I’ll vouch for rvwen’s comments. His off-grid friends sound VERY familiar!



Many of you folks are probably using some of those “energy saving” twist bulbs. Yeah, they will reduce your electric bill some. The smallest size you see in WalMart these days is 15 watt—which is equivalent to a 40 watt incandescent bulb. Lots of RV fixtures use 15 or 22 watt fluorescent bulbs. I can tell you this: if I were to use energy HOG bulbs like those, I’d have to buy fuel by the tanker truck.



Nearly all of my lights use 4 watts–even room lights—and I am always on the look for lights that will use even less. My computer is an older Apple iBook serving desktop duty. It and my 7" TV run off a small Heart inverter. Whenever I run the generator, I am doing some combination of clothes washing, battery charging, water pumping or ironing. The water system is interesting: I have a well with a submersible pump–which I only run every week or so. It pumps water up a hill to a buried tank and we gravity feed water down to the house. The shower isn’t like you might expect in a good hotel, but it’s adequate at about 25 psi.





One of the few benefits to this spartan existance is that I can gloat when neighbors have a power outage and are reduced to using candles and wondering if everything in their freezers will be lost.



Why do I do it? Because I am $30,000 far from “real” electrical service, the woods are beautiful and quiet, and I cannot imagine living in the city again. Oh… and it’s interesting self-educating yourself in the engineering, mathematician, and electrician trades.

nothing personal

– Last Updated: Feb-13-07 8:45 AM EST –

But why do you need a television? And notebook? And an iron?

I'm not trying tp pick on you, but my off the grid friends sound completely different. Does this sound like you when you go to an "on the grid" friends' house?

I think it's a lifestyle change. If you're used to finding your work and play outside, you'll adjust. If you're used to having TV, electric lights, a washer and dryer, etc., you'll have a tougher time adjusting.

After all, Richard Proenekke didn't need any energy.

link to off the grid site:
http://www.gaiam.com/retail/solarliving



Off the grid living…



Got a running stream on your place? use hydropower to generate electricity 24/7…



Back before Y2K, I went Solar, wired every room in my home for 12 Volts, installed the required deep cycle battery bank, and augmented the solar with a wind turbine…I installed a generator (Propane) and the electrical switching for the automatic switch from commercial to generator/battery power, even dug a well and installed a 12V pump for it.



Same design for the water, a 500 gallon tank placed above the roofline on a scaffold to gravity feed water to the house.
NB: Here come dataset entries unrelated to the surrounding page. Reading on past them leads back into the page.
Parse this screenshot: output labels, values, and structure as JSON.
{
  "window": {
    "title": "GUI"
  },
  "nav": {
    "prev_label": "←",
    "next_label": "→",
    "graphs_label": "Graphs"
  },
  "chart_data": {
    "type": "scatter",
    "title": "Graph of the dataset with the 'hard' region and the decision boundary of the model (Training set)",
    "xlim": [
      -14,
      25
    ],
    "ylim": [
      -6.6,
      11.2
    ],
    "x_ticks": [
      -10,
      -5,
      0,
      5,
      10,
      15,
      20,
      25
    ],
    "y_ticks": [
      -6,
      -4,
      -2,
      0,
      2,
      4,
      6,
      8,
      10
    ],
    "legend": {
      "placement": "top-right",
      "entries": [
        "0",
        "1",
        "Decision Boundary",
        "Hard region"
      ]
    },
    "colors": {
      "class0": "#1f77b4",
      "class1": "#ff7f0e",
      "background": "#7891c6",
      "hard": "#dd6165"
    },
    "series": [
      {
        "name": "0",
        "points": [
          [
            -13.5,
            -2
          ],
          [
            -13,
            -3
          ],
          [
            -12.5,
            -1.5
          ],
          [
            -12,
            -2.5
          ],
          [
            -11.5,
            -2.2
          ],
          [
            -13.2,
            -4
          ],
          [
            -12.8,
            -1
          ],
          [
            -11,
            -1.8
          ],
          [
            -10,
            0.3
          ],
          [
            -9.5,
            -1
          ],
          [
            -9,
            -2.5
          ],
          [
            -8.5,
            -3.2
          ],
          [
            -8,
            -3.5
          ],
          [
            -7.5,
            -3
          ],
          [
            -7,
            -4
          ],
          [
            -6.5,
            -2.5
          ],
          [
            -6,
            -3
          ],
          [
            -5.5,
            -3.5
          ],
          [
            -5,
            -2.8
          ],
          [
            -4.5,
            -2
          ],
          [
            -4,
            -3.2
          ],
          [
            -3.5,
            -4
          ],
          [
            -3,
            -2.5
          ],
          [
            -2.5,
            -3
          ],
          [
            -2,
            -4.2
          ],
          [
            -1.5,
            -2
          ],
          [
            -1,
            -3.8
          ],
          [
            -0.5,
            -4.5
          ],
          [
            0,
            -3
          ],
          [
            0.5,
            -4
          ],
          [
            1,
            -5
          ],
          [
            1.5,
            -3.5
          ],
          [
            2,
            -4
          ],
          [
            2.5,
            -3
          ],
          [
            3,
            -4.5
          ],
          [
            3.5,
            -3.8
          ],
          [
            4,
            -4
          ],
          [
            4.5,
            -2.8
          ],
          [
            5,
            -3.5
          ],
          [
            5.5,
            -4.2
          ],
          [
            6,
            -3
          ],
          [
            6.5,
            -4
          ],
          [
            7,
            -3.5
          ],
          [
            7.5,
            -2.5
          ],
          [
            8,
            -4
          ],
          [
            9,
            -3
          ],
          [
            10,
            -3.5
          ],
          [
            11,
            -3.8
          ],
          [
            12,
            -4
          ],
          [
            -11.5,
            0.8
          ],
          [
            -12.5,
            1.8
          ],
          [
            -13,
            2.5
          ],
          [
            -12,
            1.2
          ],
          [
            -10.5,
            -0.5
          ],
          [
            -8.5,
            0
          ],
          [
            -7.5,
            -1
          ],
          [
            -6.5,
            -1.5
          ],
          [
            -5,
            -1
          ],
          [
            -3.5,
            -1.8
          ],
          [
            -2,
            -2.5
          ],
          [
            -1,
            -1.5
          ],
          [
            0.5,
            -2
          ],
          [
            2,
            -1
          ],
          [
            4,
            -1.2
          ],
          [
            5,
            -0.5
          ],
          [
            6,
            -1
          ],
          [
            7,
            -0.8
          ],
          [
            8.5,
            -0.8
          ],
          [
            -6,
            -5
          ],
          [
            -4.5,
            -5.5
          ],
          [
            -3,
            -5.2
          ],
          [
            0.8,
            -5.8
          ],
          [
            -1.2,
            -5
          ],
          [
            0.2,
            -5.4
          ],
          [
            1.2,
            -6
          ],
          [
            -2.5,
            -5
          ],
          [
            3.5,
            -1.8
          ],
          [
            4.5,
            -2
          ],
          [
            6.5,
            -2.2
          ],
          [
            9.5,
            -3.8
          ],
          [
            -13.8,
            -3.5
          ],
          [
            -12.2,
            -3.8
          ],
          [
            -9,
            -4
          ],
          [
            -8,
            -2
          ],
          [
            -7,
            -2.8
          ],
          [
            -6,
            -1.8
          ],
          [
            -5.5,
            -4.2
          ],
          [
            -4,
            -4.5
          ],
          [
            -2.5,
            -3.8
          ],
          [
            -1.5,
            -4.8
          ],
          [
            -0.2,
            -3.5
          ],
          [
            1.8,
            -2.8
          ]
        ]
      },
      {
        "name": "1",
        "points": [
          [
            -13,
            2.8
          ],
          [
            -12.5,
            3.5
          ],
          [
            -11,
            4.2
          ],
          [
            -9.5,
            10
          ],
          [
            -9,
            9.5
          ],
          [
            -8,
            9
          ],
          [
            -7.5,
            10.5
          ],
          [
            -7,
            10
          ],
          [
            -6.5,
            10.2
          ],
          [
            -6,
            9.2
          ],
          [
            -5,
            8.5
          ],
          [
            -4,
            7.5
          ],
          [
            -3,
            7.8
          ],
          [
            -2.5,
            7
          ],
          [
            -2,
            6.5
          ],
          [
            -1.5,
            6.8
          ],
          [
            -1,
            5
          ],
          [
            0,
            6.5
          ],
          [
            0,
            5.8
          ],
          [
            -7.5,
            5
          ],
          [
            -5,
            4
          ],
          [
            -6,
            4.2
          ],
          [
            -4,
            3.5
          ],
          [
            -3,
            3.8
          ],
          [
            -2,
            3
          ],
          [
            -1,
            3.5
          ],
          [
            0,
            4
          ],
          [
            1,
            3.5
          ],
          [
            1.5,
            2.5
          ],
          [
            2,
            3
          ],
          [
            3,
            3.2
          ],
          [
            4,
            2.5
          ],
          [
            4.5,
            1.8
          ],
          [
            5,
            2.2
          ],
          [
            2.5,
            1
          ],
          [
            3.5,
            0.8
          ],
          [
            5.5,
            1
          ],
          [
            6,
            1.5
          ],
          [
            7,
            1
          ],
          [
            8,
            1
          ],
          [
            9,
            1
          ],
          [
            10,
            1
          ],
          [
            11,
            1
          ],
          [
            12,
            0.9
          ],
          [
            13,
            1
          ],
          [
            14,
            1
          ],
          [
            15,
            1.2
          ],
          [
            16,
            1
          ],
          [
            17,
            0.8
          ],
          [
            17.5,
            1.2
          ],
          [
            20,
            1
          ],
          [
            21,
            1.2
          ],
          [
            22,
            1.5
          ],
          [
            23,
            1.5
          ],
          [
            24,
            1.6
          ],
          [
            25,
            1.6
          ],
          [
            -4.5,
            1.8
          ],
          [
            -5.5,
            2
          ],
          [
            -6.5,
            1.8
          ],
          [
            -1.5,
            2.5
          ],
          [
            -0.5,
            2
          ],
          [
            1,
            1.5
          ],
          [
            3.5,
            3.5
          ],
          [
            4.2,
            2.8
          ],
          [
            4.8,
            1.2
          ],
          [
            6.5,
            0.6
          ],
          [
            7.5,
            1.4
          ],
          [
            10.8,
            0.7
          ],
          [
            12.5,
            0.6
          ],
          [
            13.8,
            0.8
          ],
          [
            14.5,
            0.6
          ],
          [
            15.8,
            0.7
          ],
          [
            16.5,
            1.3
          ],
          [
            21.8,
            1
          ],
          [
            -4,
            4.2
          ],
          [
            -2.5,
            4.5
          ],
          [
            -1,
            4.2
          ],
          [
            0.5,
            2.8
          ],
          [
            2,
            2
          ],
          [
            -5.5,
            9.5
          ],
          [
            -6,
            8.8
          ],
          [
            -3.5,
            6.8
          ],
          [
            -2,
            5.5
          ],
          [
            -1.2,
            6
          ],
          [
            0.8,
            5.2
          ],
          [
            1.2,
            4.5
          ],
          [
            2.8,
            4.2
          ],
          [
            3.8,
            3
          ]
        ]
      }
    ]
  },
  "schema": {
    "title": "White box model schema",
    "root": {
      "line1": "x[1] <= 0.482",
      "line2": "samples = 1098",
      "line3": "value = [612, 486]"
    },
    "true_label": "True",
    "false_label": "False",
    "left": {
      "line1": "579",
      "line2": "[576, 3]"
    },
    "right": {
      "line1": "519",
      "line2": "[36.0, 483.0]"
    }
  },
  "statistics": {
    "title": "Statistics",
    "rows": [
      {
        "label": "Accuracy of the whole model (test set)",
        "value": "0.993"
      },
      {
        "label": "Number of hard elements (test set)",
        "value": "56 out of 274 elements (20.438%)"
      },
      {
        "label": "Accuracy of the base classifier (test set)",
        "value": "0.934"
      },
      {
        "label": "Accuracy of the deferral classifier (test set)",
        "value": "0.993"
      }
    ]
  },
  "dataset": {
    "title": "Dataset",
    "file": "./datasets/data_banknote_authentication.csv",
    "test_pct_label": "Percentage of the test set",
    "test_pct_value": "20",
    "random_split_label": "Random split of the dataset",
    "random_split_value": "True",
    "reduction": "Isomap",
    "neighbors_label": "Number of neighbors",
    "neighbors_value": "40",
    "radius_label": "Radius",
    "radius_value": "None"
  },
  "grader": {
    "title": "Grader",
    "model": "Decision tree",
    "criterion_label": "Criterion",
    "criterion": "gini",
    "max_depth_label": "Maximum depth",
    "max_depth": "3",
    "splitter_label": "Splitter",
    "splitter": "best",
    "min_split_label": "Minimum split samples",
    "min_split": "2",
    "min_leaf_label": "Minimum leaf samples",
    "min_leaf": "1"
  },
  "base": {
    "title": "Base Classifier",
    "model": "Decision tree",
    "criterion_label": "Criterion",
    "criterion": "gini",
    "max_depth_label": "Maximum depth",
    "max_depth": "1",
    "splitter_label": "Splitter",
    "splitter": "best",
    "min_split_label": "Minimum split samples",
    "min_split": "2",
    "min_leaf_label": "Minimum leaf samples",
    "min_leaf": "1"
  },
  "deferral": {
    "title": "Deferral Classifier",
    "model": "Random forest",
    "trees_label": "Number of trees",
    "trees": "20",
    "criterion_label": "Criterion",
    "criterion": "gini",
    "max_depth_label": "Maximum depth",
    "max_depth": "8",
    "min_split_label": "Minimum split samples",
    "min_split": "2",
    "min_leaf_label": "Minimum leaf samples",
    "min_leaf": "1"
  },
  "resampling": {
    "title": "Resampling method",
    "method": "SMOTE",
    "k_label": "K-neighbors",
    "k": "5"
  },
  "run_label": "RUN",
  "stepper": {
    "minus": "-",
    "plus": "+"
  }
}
Solar water heater for hot water, feed through the commercial hot water heater, through the propane powered on demand heater, to the faucets.



Now, I bought the components, did the work myself, (Always helps to understand the inner workings, it saves money on repair bills later)and completed the work 6 months prior to the event to get used to the system and make minor changes/tweaks…



Was it in vain? Y2K was a bust…so I’m out all that money, right?..nope…



Alabama is Tornado Country, even the thunderstorms are rough…I’m powered up and running when everyone else is in the dark, and with a reverse meter, the power I generate is returned to the grid and I get a rebate on my commercial bill from the local utility.



hooah!

Voltage control and combustion fridge
Voltage control is simple. Any good charge controler has voltage control built in. Building a house to run on 12V isn’t any harder(actually easier) than building for 120V. RV can run easily with nothing more than 12V systems.



By using water power combined with solar and perhaps wind(I don’t care for wind–not reliable) along with your battery banks a reliable power supply can be setup and maintained.



The kerosene domestic refridgerator burns 1.5 to 1.75 gallons per week. You do have to refill the fridge every 2 or 3 weeks with fuel. To adjust the temperature you adjust the flame–no thermostat.



I would also think about a composting toilet instead of septic system.